There are new projects in the pipeline back in the studio, there's a new loco under construction and several more engines taking their turn in the paint-shop, all of which activity I'll feature on the Blog soon.

Saturday, 6 April 2013

HR d.39 Construction Complete

HR d.39 Brake Van of 1922

Construction of the d.39 van, complete with its interior, is complete, I think I've included all the detail I could see on the GA drawing. The double skin and other additional details all add to the weight, the van's remarkably heavy, weighing in at around 400g, and a very smooth running vehicle it is. I think HR brake vans carried two tail lamps, so there will eventually be a double-aspect lamp mounted on the bracket above the near door.

HR d.39 Interior detail

Information regarding the interior of the van comes from a GA drawing which does not quite provide the full story, particularly in the area around the lookouts, one feels there may be other omissions. The lidded boxes at each end are sand-boxes. There are seats in the lookouts each side but apart from these and the stove there seems to be little of creature comfort for the guard. The plasticard wood planking is from Slaters and is mounted on the brass inner-skin; the four door sections can be removed for painting. The stove is a brass casting from Slaters ref: x705301. The brake mechanism is one of my own castings, with hand wheels from Ragstone Models, mounted on a scratch-built pillar.

HR d.39 Brake gear and sanding equipment

It's satisfyingly busy under the van, adding much interest to the model. Apart from the usual brake rigging there  sand pipes which curve down towards the wheels in each corner and are supported towards the bottom by brackets attached to the buffer beam.

You can see a nicely made 4mm version of the d.39 brake van built for the Portchullin layout at...  highlandmiscellany.com

Friday, 5 April 2013

A Fine Figure of a Fireman.

Heroes of the Footplate Ref.  R11
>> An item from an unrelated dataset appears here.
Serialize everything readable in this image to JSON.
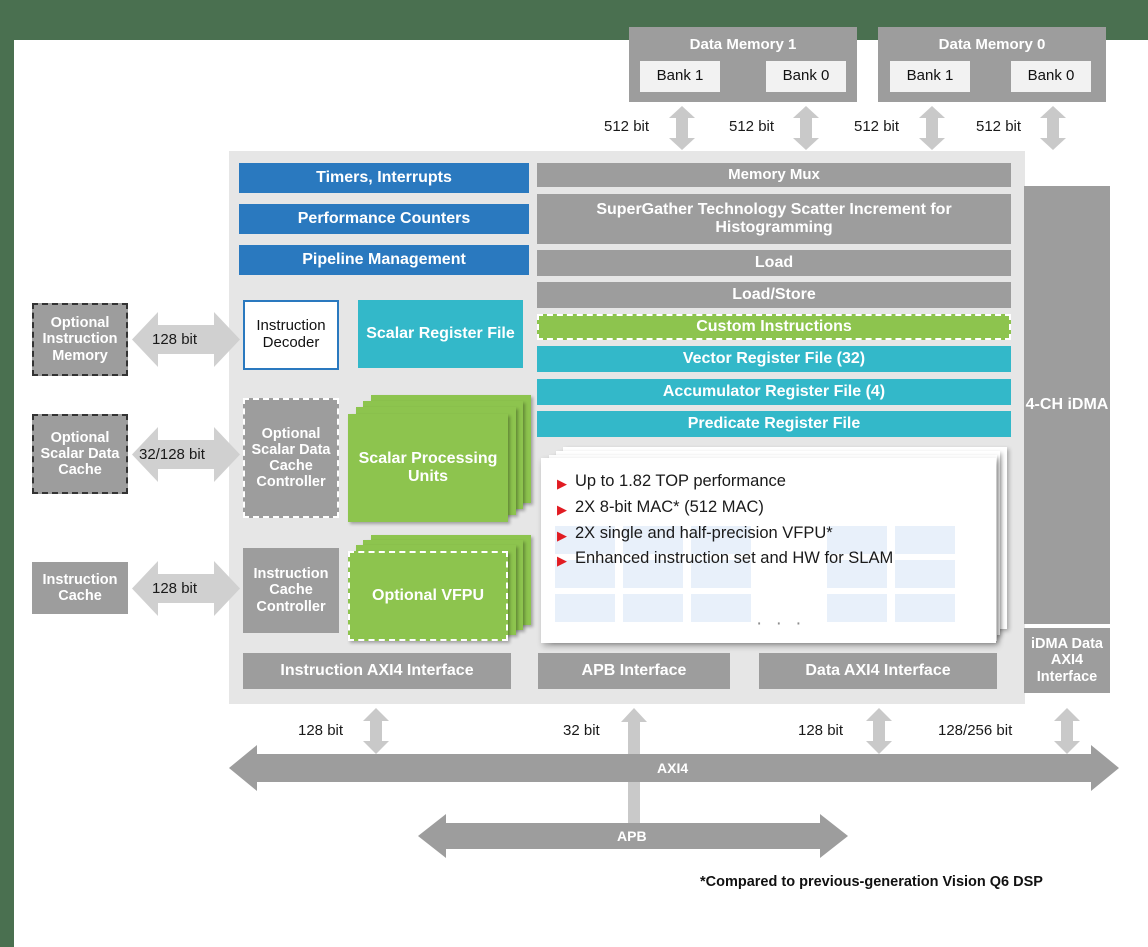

I painted this fireman, complete with coal, for an advertising agency in London who are working on a project for the Royal Mail, I'm not sure how they intend to use him. He was made, along with the driver R10, to crew my Highland Railway Skye Bogie, which he suits admirably, though I'm sure he'd be at home on many another engine.